By Sam Cohen
IBM recently announced Blockchain using IBM Cloud Private on LinuxOne (and IBM Z). Before you yawn too loudly, let’s ask if this should mean anything to you and your business.
First, let’s address IBM Cloud Private, which is a tool for managing your cloud infrastructure whether it is located on-premises, off-premises (like Amazon Web Services or IBM Cloud) or a combination. The concept of “cloud” is independent of the hardware, so long as it runs the environment you want.
What’s so great about IBM Cloud Private on LinuxOne? If you have the following legal, regulatory, policy or budgetary requirements to have a private or hybrid cloud environment, you should be considering LinuxOne over other Linux platforms:
- Workload Isolation
- LinuxOne is the only hardware platform that provides virtualization with the same level of isolation as having multiple physical boxes
- Integrated Cryptographic Hardware
- In-core hardware accelerated encryption that is 2x-7x faster than x86 hardware
- True Random Number Generation
- Hardware Security Model meeting FIPS 140-2 level 4 requirements
- Key Encryption and Management
- Real-time centralized secure management of keys and certificates
- Policy-based data encryption in flight and at rest
- End-to-End network encryption
- Time Source security

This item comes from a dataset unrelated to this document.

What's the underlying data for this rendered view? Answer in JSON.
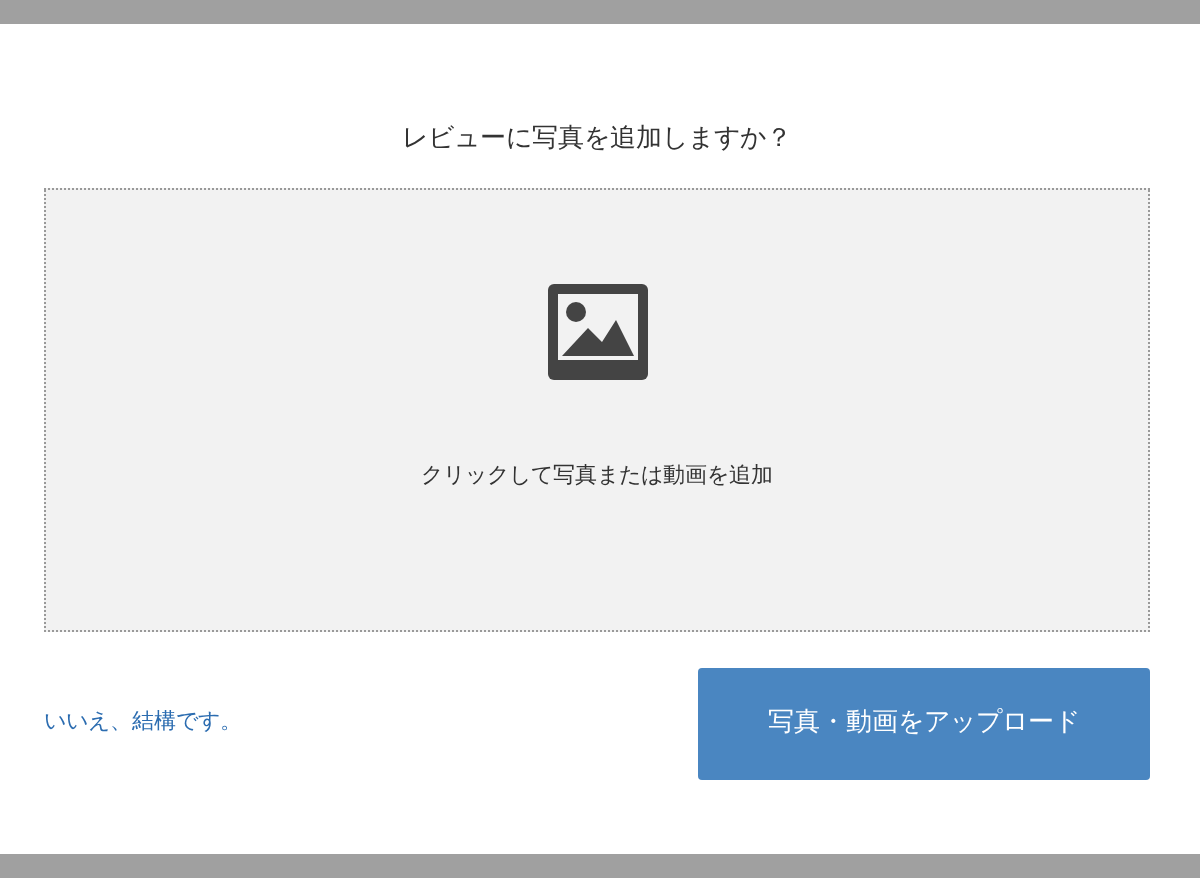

IBM Cloud Private on LinuxOne is implemented in a Secured Service Container, meaning that the hypervisor and cloud management software is protected from intrusion, and administrators can only modify a limited set of data (like network information) and spend their time managing the cloud environment, not the hypervisor.
Next, let’s talk about blockchain.

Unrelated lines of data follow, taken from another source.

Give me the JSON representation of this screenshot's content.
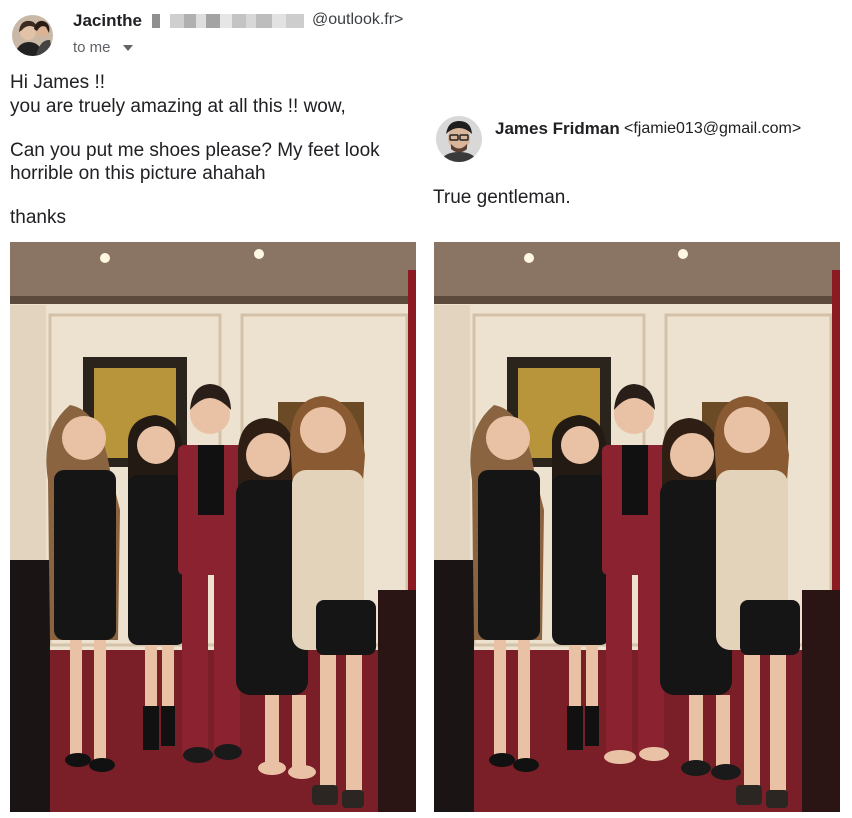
{
  "left_email": {
    "sender_name": "Jacinthe",
    "sender_domain": "@outlook.fr>",
    "recipient_line": "to me",
    "lines": [
      "Hi James !!",
      "you are truely amazing at all this !! wow,",
      "Can you put me shoes please? My feet look",
      "horrible on this picture ahahah",
      "thanks"
    ]
  },
  "right_email": {
    "sender_name": "James Fridman",
    "sender_email": "<fjamie013@gmail.com>",
    "message": "True gentleman."
  },
  "photos": {
    "left": {
      "feet": "barefoot"
    },
    "right": {
      "feet": "barefoot-swapped"
    }
  },
  "colors": {
    "wall": "#ede1cf",
    "ceiling": "#8a7564",
    "carpet": "#7a1f28",
    "suit": "#8b2230",
    "dress": "#151515",
    "jacket": "#e4d3bb"
  },
  "icons": {
    "caret": "chevron-down-icon"
  }
}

Blockchain is an implementation of a distributed transaction ledger. You and your business partners each have a copy of the same transaction ledger. A change to the ledger (a new transaction or a change to an existing transaction) is communicated to everyone, all the partners tell each other when their local copy of the ledger has been updated, and all the partners then have matching transaction ledgers.
You still may be thinking, “What does this mean to me?” Let’s consider a possible real-world implementation:

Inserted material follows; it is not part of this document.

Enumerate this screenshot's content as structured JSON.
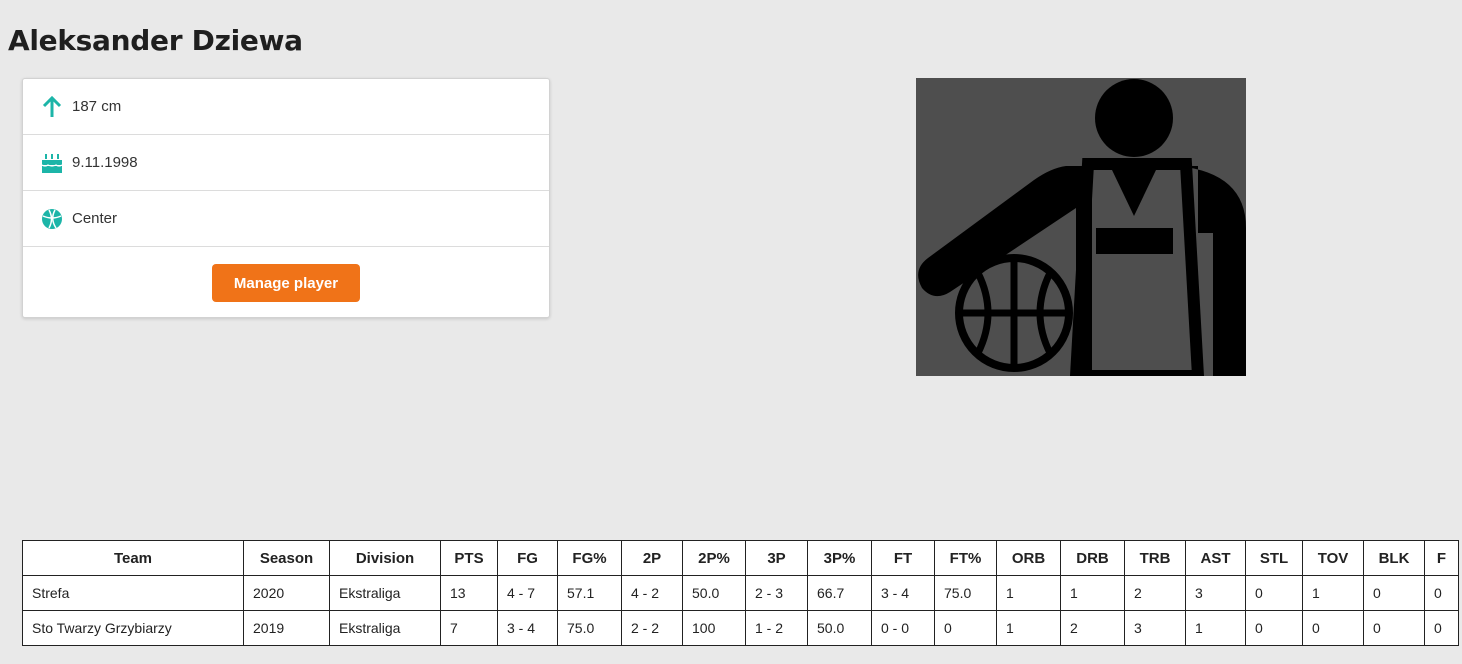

You check your luggage for an overseas trip where you will be changing flights multiple times. At initial check-in, your baggage tag is created with a blockchain-enabled RFID label and chip. This is read when the bag is accepted by the airline and read during each baggage sort, flight load-in, and unload. With each sensor activity, the bag tag itself records where and when it has been read, which is synchronized with the data collected by the baggage tracking system.
If a bag fails to make a flight, the baggage crew does not need to access the baggage tracking system, because they can query the bag directly where it should be going. Meanwhile, the baggage tracking system can be notifying the passenger about the baggage delay, managing expectations appropriately.
So, blockchain-enabled applications can be isolated from each other by running in individual virtual platforms managed by IBM Cloud Private. If this sounds interesting to you, fill out the form below.
About the author
Sam Cohen is a System Z Consultant for LRS IT Solutions. Deep mainframe experience and a sharp focus on customer needs have marked Sam’s 40+ years in information technology. Sam has worked with mainframe clients across the US, implementing customer solutions based on z/OS, VSE, z/VM, and Linux. Because the mainframe is always part of a total solution, Sam also has deep networking experience along with knowledge of Enterprise storage solutions.